**Directions for this task**:
Find the line that contains "Read all visible content and emit it as JSON.", then repeat it and each line after it to the end of the records, exactly.

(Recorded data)
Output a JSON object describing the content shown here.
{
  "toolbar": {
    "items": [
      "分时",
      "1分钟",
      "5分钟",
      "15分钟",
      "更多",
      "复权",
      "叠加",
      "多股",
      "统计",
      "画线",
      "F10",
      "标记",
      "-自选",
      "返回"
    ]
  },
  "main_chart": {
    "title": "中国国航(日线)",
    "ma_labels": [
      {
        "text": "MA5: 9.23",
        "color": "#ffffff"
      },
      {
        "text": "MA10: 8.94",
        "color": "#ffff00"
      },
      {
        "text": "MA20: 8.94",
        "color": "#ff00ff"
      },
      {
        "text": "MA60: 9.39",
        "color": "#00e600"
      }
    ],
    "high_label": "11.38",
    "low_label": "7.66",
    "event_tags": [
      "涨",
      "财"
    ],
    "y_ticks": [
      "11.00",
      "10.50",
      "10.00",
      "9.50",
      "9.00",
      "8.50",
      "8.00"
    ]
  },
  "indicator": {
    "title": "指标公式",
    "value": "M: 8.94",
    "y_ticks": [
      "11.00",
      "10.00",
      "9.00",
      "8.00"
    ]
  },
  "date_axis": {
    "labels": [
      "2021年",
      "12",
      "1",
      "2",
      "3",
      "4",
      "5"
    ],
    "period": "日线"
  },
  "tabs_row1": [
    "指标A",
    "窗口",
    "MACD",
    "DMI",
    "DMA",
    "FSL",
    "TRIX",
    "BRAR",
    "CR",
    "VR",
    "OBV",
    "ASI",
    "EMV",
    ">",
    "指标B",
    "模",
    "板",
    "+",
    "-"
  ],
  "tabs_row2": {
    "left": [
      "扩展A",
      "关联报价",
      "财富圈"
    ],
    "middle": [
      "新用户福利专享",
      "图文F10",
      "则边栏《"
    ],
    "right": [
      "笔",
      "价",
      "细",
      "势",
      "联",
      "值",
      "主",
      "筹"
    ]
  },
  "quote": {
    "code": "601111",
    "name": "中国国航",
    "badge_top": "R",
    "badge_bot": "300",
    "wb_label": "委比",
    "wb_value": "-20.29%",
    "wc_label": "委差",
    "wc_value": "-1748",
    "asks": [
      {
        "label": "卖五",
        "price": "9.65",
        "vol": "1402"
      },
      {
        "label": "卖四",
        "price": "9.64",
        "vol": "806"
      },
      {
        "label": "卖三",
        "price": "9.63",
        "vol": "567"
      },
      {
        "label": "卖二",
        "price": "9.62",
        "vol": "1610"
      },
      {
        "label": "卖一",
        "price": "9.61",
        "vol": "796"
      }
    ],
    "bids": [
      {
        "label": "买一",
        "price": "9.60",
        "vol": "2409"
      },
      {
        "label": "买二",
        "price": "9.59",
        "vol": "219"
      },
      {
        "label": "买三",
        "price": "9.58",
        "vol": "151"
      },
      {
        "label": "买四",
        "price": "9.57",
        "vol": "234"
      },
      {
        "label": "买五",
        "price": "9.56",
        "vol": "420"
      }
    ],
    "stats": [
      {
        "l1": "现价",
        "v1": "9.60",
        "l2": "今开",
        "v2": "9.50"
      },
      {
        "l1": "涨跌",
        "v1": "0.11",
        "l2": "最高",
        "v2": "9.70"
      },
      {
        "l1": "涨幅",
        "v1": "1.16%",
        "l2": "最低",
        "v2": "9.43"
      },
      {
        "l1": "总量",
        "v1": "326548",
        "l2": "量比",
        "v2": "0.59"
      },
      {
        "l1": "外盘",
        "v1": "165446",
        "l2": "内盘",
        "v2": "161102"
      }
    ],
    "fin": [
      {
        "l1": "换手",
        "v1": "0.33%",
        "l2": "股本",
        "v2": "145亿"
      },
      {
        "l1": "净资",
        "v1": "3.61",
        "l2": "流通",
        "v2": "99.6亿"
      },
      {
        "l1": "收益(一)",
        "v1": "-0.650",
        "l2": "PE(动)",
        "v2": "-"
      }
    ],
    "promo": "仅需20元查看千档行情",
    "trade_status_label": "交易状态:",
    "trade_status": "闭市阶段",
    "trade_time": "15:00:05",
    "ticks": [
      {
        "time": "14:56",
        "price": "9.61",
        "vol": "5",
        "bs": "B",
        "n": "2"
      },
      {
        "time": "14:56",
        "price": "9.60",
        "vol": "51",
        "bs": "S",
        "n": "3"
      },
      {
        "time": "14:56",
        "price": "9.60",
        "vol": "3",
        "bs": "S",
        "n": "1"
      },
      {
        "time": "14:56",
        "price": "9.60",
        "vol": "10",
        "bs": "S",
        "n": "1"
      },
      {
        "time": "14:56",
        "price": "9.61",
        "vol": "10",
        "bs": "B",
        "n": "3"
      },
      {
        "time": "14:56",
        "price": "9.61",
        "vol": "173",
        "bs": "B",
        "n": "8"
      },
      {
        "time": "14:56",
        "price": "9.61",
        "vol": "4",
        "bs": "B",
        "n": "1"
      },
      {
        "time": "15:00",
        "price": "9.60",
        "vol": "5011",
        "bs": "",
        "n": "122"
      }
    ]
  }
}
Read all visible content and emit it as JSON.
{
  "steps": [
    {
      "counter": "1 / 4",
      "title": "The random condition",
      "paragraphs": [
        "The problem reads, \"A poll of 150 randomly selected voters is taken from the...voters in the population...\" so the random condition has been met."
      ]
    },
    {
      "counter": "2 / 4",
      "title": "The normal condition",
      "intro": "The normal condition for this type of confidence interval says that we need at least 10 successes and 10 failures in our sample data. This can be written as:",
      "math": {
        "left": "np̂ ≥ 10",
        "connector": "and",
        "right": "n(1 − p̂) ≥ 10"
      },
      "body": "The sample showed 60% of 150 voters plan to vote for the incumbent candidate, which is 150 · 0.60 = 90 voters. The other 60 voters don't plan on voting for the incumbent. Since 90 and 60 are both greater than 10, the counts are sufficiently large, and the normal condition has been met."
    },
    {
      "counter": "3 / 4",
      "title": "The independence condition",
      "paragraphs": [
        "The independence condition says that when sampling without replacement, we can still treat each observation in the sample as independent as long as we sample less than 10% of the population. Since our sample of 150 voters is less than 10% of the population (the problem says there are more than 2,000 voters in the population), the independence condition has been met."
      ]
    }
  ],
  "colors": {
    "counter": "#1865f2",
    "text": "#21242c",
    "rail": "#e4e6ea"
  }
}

**Exercise solution**:
Read all visible content and emit it as JSON.
{
  "steps": [
    {
      "counter": "1 / 4",
      "title": "The random condition",
      "paragraphs": [
        "The problem reads, \"A poll of 150 randomly selected voters is taken from the...voters in the population...\" so the random condition has been met."
      ]
    },
    {
      "counter": "2 / 4",
      "title": "The normal condition",
      "intro": "The normal condition for this type of confidence interval says that we need at least 10 successes and 10 failures in our sample data. This can be written as:",
      "math": {
        "left": "np̂ ≥ 10",
        "connector": "and",
        "right": "n(1 − p̂) ≥ 10"
      },
      "body": "The sample showed 60% of 150 voters plan to vote for the incumbent candidate, which is 150 · 0.60 = 90 voters. The other 60 voters don't plan on voting for the incumbent. Since 90 and 60 are both greater than 10, the counts are sufficiently large, and the normal condition has been met."
    },
    {
      "counter": "3 / 4",
      "title": "The independence condition",
      "paragraphs": [
        "The independence condition says that when sampling without replacement, we can still treat each observation in the sample as independent as long as we sample less than 10% of the population. Since our sample of 150 voters is less than 10% of the population (the problem says there are more than 2,000 voters in the population), the independence condition has been met."
      ]
    }
  ],
  "colors": {
    "counter": "#1865f2",
    "text": "#21242c",
    "rail": "#e4e6ea"
  }
}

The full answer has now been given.